===== MATERIAL SUPPLIED =====

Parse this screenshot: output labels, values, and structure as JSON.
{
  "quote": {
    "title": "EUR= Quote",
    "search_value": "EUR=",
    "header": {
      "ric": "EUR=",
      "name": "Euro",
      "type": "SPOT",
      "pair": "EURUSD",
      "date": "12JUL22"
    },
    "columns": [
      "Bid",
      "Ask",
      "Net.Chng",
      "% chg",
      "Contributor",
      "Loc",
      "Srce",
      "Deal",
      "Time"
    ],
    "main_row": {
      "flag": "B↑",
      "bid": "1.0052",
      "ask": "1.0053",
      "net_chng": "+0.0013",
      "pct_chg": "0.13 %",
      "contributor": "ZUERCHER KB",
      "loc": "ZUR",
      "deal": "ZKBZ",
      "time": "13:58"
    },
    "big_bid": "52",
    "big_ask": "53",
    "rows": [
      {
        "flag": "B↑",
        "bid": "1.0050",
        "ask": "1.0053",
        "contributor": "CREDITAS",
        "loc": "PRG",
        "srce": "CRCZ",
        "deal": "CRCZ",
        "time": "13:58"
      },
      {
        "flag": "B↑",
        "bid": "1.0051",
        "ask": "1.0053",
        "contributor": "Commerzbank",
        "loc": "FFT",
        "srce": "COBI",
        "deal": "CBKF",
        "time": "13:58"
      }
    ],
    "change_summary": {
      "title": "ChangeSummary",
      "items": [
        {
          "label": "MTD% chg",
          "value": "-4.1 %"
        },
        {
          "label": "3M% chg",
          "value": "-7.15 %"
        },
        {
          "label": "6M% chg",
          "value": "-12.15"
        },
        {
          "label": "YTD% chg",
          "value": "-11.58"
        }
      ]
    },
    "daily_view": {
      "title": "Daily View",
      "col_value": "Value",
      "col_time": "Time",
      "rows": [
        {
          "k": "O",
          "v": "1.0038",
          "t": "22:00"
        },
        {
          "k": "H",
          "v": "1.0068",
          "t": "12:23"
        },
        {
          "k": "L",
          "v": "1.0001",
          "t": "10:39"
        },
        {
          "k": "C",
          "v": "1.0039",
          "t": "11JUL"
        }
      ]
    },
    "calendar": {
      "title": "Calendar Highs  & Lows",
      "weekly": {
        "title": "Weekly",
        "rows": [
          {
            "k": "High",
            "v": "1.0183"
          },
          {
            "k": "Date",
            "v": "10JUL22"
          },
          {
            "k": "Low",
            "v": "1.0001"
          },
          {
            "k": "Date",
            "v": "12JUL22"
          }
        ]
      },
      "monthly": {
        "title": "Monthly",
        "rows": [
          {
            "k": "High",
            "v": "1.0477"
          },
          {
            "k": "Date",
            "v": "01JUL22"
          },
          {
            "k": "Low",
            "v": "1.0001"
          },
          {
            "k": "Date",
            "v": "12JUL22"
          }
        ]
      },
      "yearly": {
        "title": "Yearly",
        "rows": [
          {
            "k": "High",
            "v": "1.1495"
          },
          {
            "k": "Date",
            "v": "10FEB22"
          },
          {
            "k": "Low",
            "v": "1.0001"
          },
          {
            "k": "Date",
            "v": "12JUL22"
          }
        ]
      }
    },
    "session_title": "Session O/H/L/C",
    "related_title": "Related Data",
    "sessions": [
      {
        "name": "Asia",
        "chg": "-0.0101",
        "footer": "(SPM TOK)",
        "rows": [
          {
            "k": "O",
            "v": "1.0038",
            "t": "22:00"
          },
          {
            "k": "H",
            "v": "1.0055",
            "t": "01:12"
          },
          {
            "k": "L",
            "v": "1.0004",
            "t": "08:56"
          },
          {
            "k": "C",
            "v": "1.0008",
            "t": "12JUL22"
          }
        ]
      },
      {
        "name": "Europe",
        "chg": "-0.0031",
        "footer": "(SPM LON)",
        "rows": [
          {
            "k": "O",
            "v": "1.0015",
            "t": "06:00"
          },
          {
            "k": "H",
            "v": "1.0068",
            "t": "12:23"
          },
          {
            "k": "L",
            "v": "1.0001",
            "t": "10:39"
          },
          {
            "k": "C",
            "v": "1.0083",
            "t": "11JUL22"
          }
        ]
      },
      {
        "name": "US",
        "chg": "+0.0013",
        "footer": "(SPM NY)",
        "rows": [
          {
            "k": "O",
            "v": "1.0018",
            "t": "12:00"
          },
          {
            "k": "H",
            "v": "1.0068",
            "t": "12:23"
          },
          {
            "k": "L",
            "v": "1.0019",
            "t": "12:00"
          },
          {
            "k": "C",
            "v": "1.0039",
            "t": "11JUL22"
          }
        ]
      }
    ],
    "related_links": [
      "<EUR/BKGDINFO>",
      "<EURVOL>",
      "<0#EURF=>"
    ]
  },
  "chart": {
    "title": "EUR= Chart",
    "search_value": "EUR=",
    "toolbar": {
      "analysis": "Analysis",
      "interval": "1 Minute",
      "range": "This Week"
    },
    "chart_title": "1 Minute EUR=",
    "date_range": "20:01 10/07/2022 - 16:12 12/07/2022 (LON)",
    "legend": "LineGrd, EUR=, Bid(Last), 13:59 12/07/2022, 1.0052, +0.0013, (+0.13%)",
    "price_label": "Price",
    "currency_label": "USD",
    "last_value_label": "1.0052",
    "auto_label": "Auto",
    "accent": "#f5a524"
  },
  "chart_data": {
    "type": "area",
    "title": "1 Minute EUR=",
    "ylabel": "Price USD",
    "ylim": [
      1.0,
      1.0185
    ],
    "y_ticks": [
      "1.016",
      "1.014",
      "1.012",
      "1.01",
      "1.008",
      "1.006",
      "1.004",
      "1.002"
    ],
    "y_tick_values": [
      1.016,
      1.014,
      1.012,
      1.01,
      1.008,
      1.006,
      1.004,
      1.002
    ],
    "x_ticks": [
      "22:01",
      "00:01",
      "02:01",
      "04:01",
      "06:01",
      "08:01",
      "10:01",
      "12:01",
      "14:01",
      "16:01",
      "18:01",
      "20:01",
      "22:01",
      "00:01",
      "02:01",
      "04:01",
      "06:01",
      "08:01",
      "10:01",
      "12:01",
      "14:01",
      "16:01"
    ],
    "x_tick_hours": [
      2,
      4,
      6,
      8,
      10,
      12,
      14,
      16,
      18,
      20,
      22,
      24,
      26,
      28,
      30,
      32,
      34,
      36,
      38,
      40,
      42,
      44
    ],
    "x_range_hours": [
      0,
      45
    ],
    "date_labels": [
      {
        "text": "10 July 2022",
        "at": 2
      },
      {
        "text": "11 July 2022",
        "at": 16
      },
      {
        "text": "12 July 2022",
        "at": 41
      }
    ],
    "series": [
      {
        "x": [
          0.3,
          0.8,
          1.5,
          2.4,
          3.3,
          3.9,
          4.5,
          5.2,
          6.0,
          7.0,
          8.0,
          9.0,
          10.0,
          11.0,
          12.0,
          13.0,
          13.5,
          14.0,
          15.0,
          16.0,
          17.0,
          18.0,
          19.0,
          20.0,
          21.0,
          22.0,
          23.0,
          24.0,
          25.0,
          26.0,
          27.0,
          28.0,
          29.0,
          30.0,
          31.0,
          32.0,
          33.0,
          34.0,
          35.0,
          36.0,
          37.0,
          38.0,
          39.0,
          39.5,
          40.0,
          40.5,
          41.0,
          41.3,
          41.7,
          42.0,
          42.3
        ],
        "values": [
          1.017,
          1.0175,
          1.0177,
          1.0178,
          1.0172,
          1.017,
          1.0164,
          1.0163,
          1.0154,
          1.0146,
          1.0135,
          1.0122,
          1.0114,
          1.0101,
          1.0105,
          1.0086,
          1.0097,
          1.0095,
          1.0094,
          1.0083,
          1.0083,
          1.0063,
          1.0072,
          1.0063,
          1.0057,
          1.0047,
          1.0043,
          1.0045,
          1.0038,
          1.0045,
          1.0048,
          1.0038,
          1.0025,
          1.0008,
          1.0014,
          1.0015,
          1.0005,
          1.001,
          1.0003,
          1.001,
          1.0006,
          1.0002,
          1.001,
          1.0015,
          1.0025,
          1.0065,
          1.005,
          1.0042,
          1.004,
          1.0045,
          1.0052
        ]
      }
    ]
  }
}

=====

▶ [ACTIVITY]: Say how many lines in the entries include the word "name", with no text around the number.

▶ [RESULT BELOW]: 4